***** Data extracts

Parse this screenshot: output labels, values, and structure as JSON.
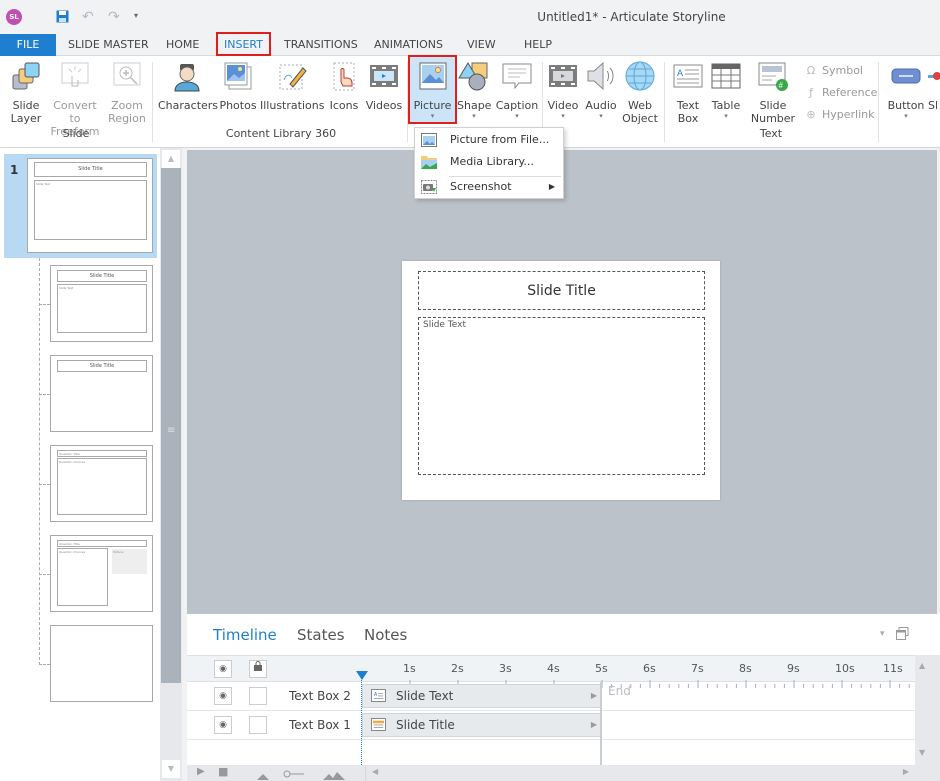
{
  "app": {
    "badge": "SL",
    "title": "Untitled1* -  Articulate Storyline"
  },
  "quick_access": {
    "save": "save-icon",
    "undo": "↶",
    "redo": "↷",
    "more": "▾"
  },
  "menu_tabs": [
    {
      "label": "FILE"
    },
    {
      "label": "SLIDE MASTER"
    },
    {
      "label": "HOME"
    },
    {
      "label": "INSERT",
      "active": true
    },
    {
      "label": "TRANSITIONS"
    },
    {
      "label": "ANIMATIONS"
    },
    {
      "label": "VIEW"
    },
    {
      "label": "HELP"
    }
  ],
  "ribbon": {
    "groups": {
      "slide": "Slide",
      "content_library": "Content Library 360",
      "text": "Text"
    },
    "buttons": {
      "slide_layer": [
        "Slide",
        "Layer"
      ],
      "convert_freeform": [
        "Convert to",
        "Freeform"
      ],
      "zoom_region": [
        "Zoom",
        "Region"
      ],
      "characters": "Characters",
      "photos": "Photos",
      "illustrations": "Illustrations",
      "icons": "Icons",
      "videos": "Videos",
      "picture": "Picture",
      "shape": "Shape",
      "caption": "Caption",
      "video": "Video",
      "audio": "Audio",
      "web_object": [
        "Web",
        "Object"
      ],
      "text_box": [
        "Text",
        "Box"
      ],
      "table": "Table",
      "slide_number": [
        "Slide",
        "Number"
      ],
      "symbol": "Symbol",
      "reference": "Reference",
      "hyperlink": "Hyperlink",
      "button": "Button",
      "slider": "Sl"
    },
    "caret": "▾"
  },
  "picture_dropdown": {
    "items": [
      {
        "label": "Picture from File...",
        "icon": "picture-file-icon"
      },
      {
        "label": "Media Library...",
        "icon": "media-library-icon"
      },
      {
        "label": "Screenshot",
        "icon": "screenshot-icon",
        "submenu": "▶"
      }
    ]
  },
  "slide_panel": {
    "scene_number": "1",
    "thumbs": [
      {
        "title": "Slide Title",
        "body": "Slide Text"
      },
      {
        "title": "Slide Title",
        "body": "Slide Text"
      },
      {
        "title": "Slide Title",
        "body": ""
      },
      {
        "title": "Question Title",
        "body": "Question Choices"
      },
      {
        "title": "Question Title",
        "body": "Question Choices",
        "extra": "Picture"
      },
      {
        "title": "",
        "body": ""
      }
    ],
    "scroll_grip": "≡",
    "scroll_up": "▲",
    "scroll_down": "▼"
  },
  "slide": {
    "title": "Slide Title",
    "text": "Slide Text"
  },
  "timeline": {
    "tabs": [
      "Timeline",
      "States",
      "Notes"
    ],
    "ticks": [
      "1s",
      "2s",
      "3s",
      "4s",
      "5s",
      "6s",
      "7s",
      "8s",
      "9s",
      "10s",
      "11s"
    ],
    "rows": [
      {
        "name": "Text Box 2",
        "bar_label": "Slide Text",
        "icon": "text-box-icon"
      },
      {
        "name": "Text Box 1",
        "bar_label": "Slide Title",
        "icon": "title-box-icon"
      }
    ],
    "end_label": "End",
    "eye": "◉",
    "lock": "🔒",
    "expand": "▾",
    "scroll_up": "▲",
    "scroll_down": "▼",
    "scroll_left": "◀",
    "scroll_right": "▶",
    "play": "▶",
    "stop": "■"
  },
  "colors": {
    "accent": "#1e7fd0",
    "highlight_box": "#e01e1e",
    "selection": "#b7d9f3",
    "canvas_bg": "#bcc2c9"
  }
}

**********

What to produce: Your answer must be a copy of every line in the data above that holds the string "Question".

Result of the exercise:
        "title": "Question Title",
        "body": "Question Choices"
        "title": "Question Title",
        "body": "Question Choices",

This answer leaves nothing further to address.